After 59 years of shows, the Blue Echoes, Lansing’s first rock ‘n’ roll band, was inducted into the Michigan Rock and Roll Legends Hall of Fame earlier this year. Formed in 1957, the quartet released a string of now collectable 45 rpm records, including the dynamic “Debbie”/”It’s Witchcraft” single, released in 1959 on Bon Musique Records.
The online Michigan Rock and Roll Legends voting ended June 1, and the Blue Echoes finished in first place, earning the group a spot in the Hall of Fame. Second was Detroit native Cub Koda of Brownsville Station, and fellow Lansing rock legends the Woolies placed third. The Blue Echoes are now honored among 80 other Michigan bands and vocalists, including Bob Seger, Aretha Franklin and Grand Funk Railroad.
In celebration of its induction, the Blue Echoes play Sept. 15 at Reno’s North, 16460 S. US Highway 27, Lansing. Legendary WILS disc jockey Erik O. Furseth is the event’s emcee. Gary Johnson, founder of the Hall of Fame, will present the awards to past and current members of the band.
“I didn’t even realize we were on the ballot for the induction,” said Blue Echoes guitarist/vocalist Roger Benham. “Next thing you know, I get a phone call saying ‘congratulations, you are the No. 1 vote getter.’ That was pretty cool.”
In 2012, the band was inducted into the official Rockabilly Hall of Fame. Benham, along with co-founder and vocalist/ guitarist/pianist Larry Palmiter, are the two original members who continue to play in the Blue Echoes, which plays a show or two a month.
“I’m 75 years old, and so is Larry,” Benham said. “We don’t play as much as we used to. My son Craig — he’s going to be 50 — he plays drums with us. These days, we’re primarily a trio.”
After forming at Lansing’s Resurrection High School, the Blue Echoes played teen hops and high school gymnasiums and even scored air time on teen-themed television shows on WILX and WJIM. One highlight was opening for iconic rock ‘n’ roller Link Wray in 1959 at the Lansing Civic Center. During the late ‘50s, the band scored some local radio hits.
“Erik O. made ‘Debbie’ No. 1 in Lansing,” Benham said. “He pushed the living daylights out of it. It wasn’t rockabilly — it was more of a ballad. But the flipside, ‘It’s Witchcraft,’ was definitely rockabilly, and so was ‘Cool Guitar.’”
The Blue Echoes’ claim of being Lansing’s first rock ‘n’ roll band is backed up by Dick Rosemont, a Lansing music historian and former owner of East Lansing record store Flat, Black & Circular.

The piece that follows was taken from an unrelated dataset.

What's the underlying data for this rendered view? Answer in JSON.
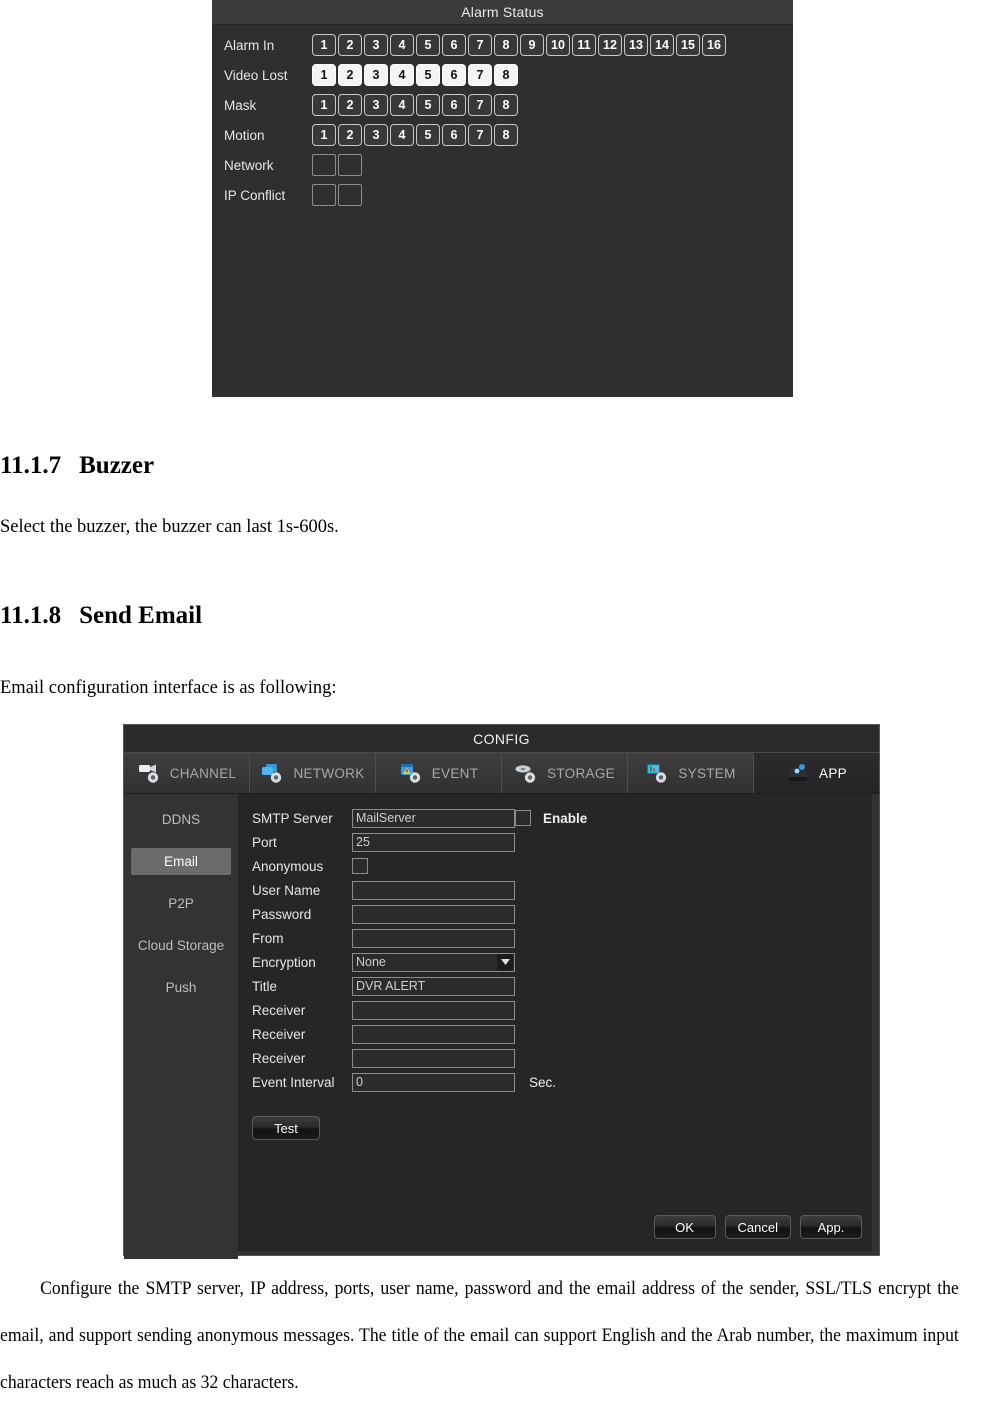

“The Blue Echoes are definitely the first in Lansing that I’m aware of,” Rosemont told the City Pulse in 2012. “If there is something else, it’s really obscure. You have to put yourself in that timeframe. Rock ’n’ roll in the ‘50s was still a counterculture. People thought rock ‘n’ roll was going to be temporary —thought it was going to pass by. So to have a rock ‘n’ roll band in an area like Lansing in those days is pretty impressive.”

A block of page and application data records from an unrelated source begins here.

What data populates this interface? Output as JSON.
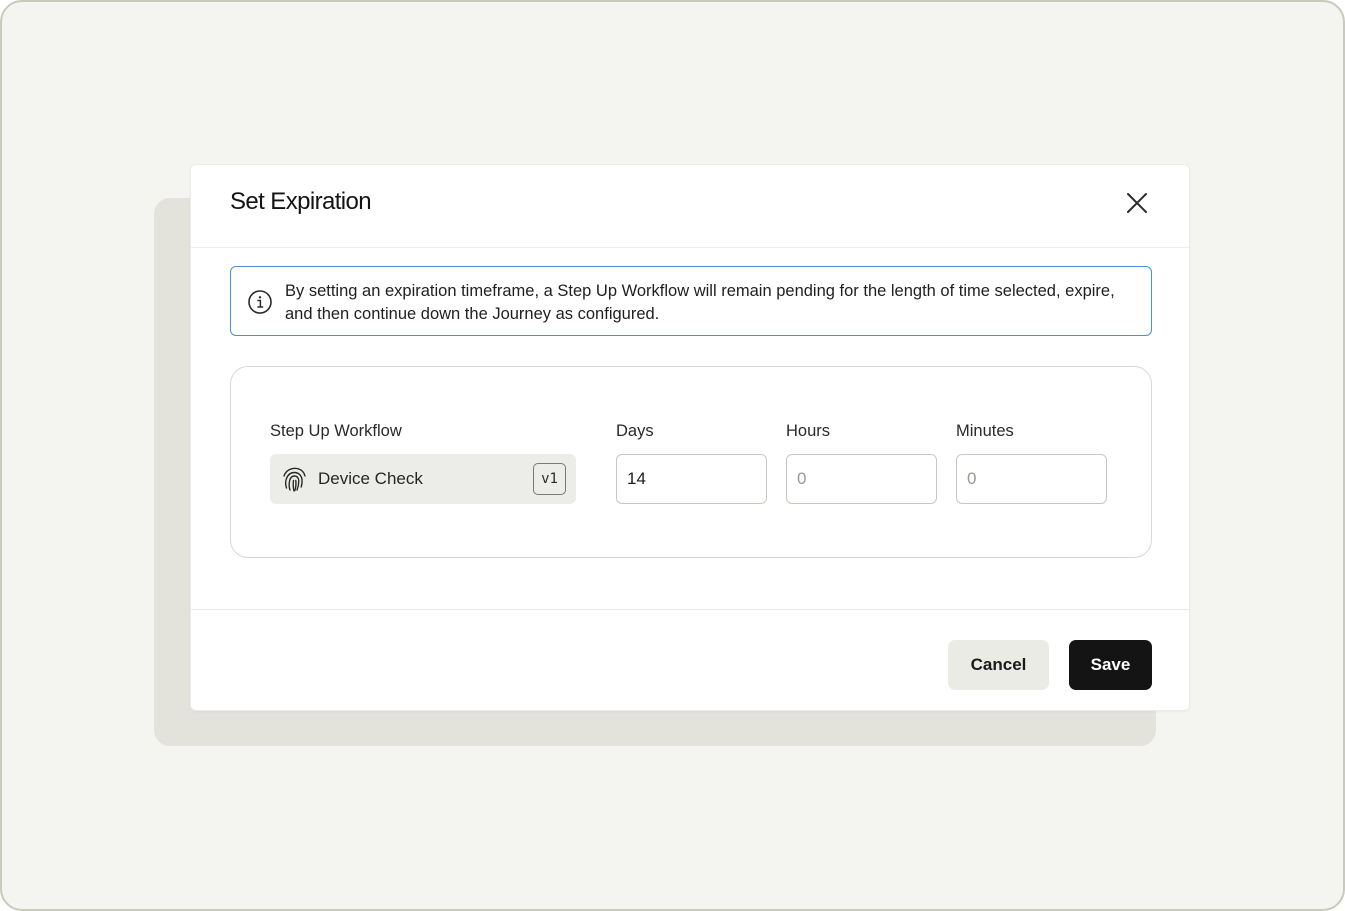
{
  "modal": {
    "title": "Set Expiration",
    "close_icon": "close-icon"
  },
  "info": {
    "icon": "info-icon",
    "text": "By setting an expiration timeframe, a Step Up Workflow will remain pending for the length of time selected, expire, and then continue down the Journey as configured."
  },
  "form": {
    "workflow": {
      "label": "Step Up Workflow",
      "icon": "fingerprint-icon",
      "name": "Device Check",
      "version": "v1"
    },
    "days": {
      "label": "Days",
      "value": "14",
      "placeholder": "0"
    },
    "hours": {
      "label": "Hours",
      "value": "",
      "placeholder": "0"
    },
    "minutes": {
      "label": "Minutes",
      "value": "",
      "placeholder": "0"
    }
  },
  "footer": {
    "cancel_label": "Cancel",
    "save_label": "Save"
  },
  "colors": {
    "accent_border": "#4a90d9",
    "primary_button": "#141414",
    "secondary_button": "#ebebe6",
    "page_background": "#f4f4f1"
  }
}
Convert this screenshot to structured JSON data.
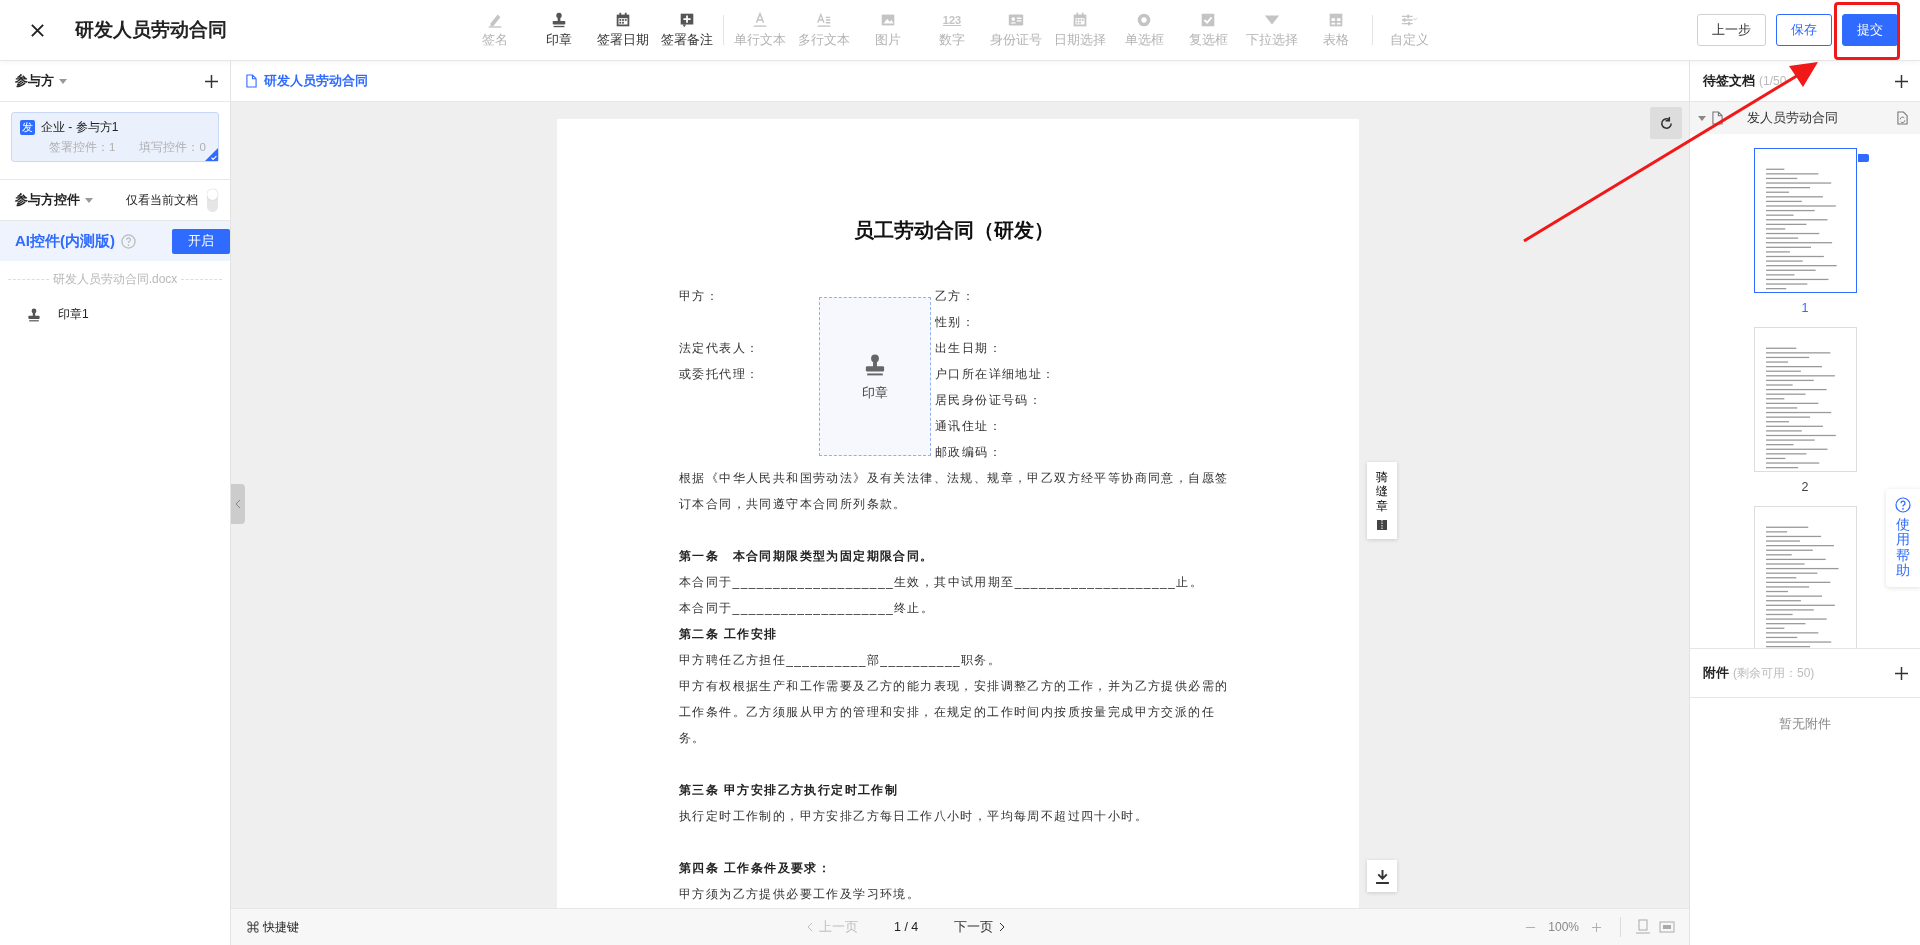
{
  "header": {
    "title": "研发人员劳动合同"
  },
  "toolbar": [
    {
      "kind": "signature",
      "label": "签名",
      "disabled": true
    },
    {
      "kind": "stamp",
      "label": "印章",
      "disabled": false
    },
    {
      "kind": "date",
      "label": "签署日期",
      "disabled": false
    },
    {
      "kind": "note",
      "label": "签署备注",
      "disabled": false
    },
    {
      "kind": "single_text",
      "label": "单行文本",
      "disabled": true,
      "separator_before": true
    },
    {
      "kind": "multi_text",
      "label": "多行文本",
      "disabled": true
    },
    {
      "kind": "image",
      "label": "图片",
      "disabled": true
    },
    {
      "kind": "number",
      "label": "数字",
      "disabled": true,
      "icon_text": "123"
    },
    {
      "kind": "id_card",
      "label": "身份证号",
      "disabled": true
    },
    {
      "kind": "date_pick",
      "label": "日期选择",
      "disabled": true
    },
    {
      "kind": "radio",
      "label": "单选框",
      "disabled": true
    },
    {
      "kind": "checkbox",
      "label": "复选框",
      "disabled": true
    },
    {
      "kind": "dropdown",
      "label": "下拉选择",
      "disabled": true
    },
    {
      "kind": "table",
      "label": "表格",
      "disabled": true
    },
    {
      "kind": "custom",
      "label": "自定义",
      "disabled": true,
      "separator_before": true
    }
  ],
  "actions": [
    {
      "kind": "default",
      "label": "上一步"
    },
    {
      "kind": "outline",
      "label": "保存"
    },
    {
      "kind": "primary",
      "label": "提交"
    }
  ],
  "participants": {
    "title": "参与方",
    "items": [
      {
        "badge": "发",
        "name": "企业 - 参与方1",
        "sign_count": "签署控件：1",
        "fill_count": "填写控件：0",
        "selected": true
      }
    ]
  },
  "controls": {
    "title": "参与方控件",
    "filter_label": "仅看当前文档",
    "filter_on": false
  },
  "ai": {
    "title": "AI控件(内测版)",
    "button": "开启"
  },
  "files": [
    {
      "name": "研发人员劳动合同.docx",
      "items": [
        {
          "kind": "stamp",
          "label": "印章1"
        }
      ]
    }
  ],
  "document_tab": "研发人员劳动合同",
  "document": {
    "title": "员工劳动合同（研发）",
    "field_rows": [
      {
        "left": "甲方：",
        "right": "乙方："
      },
      {
        "right": "性别："
      },
      {
        "left": "法定代表人：",
        "right": "出生日期："
      },
      {
        "left": "或委托代理：",
        "right": "户口所在详细地址："
      },
      {
        "right": "居民身份证号码："
      },
      {
        "right": "通讯住址："
      },
      {
        "right": "邮政编码："
      }
    ],
    "stamp_field": {
      "label": "印章"
    },
    "sections": [
      {
        "lines": [
          {
            "kind": "text",
            "text": "根据《中华人民共和国劳动法》及有关法律、法规、规章，甲乙双方经平等协商同意，自愿签"
          },
          {
            "kind": "text",
            "text": "订本合同，共同遵守本合同所列条款。"
          }
        ]
      },
      {
        "lines": [
          {
            "kind": "heading",
            "text": "第一条　本合同期限类型为固定期限合同。"
          },
          {
            "kind": "text",
            "text": "本合同于____________________生效，其中试用期至____________________止。"
          },
          {
            "kind": "text",
            "text": "本合同于____________________终止。"
          },
          {
            "kind": "heading",
            "text": "第二条 工作安排"
          },
          {
            "kind": "text",
            "text": "甲方聘任乙方担任__________部__________职务。"
          },
          {
            "kind": "text",
            "text": "甲方有权根据生产和工作需要及乙方的能力表现，安排调整乙方的工作，并为乙方提供必需的"
          },
          {
            "kind": "text",
            "text": "工作条件。乙方须服从甲方的管理和安排，在规定的工作时间内按质按量完成甲方交派的任"
          },
          {
            "kind": "text",
            "text": "务。"
          }
        ]
      },
      {
        "lines": [
          {
            "kind": "heading",
            "text": "第三条 甲方安排乙方执行定时工作制"
          },
          {
            "kind": "text",
            "text": "执行定时工作制的，甲方安排乙方每日工作八小时，平均每周不超过四十小时。"
          }
        ]
      },
      {
        "lines": [
          {
            "kind": "heading",
            "text": "第四条 工作条件及要求："
          },
          {
            "kind": "text",
            "text": "甲方须为乙方提供必要工作及学习环境。"
          }
        ]
      }
    ]
  },
  "seam_stamp": {
    "label": "骑缝章"
  },
  "pager": {
    "shortcut": "快捷键",
    "prev": "上一页",
    "prev_disabled": true,
    "page": "1 / 4",
    "next": "下一页",
    "next_disabled": false,
    "zoom": "100%"
  },
  "documents": {
    "title": "待签文档",
    "count": "(1/50",
    "tree": {
      "name": "发人员劳动合同",
      "expanded": true,
      "pages": [
        {
          "number": "1",
          "selected": true
        },
        {
          "number": "2",
          "selected": false
        },
        {
          "selected": false
        }
      ]
    }
  },
  "attachments": {
    "title": "附件",
    "note": "(剩余可用：50)",
    "empty": "暂无附件"
  },
  "help": {
    "label": "使用帮助"
  }
}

In a 2012 interview, Palmiter recalled being the area’s sole rockers in the late ‘50s.
“I don’t think there were any other local bands,” Palmiter told City Pulse. “I remember we went to the musician’s union and they said, ‘You guys play that funny music?’ The only other kinds of bands around here were country groups. We were different. We were kind of rockabilly.”
The Blue Echoes
Michigan Rock and Roll
Legends Hall of Fame Induction Celebration 7-10 p.m. Thursday, Sept. 15 FREE Reno’s North, 16460 S. US Highway 27, Lansing (517) 487-8686, facebook. com/theblueechoes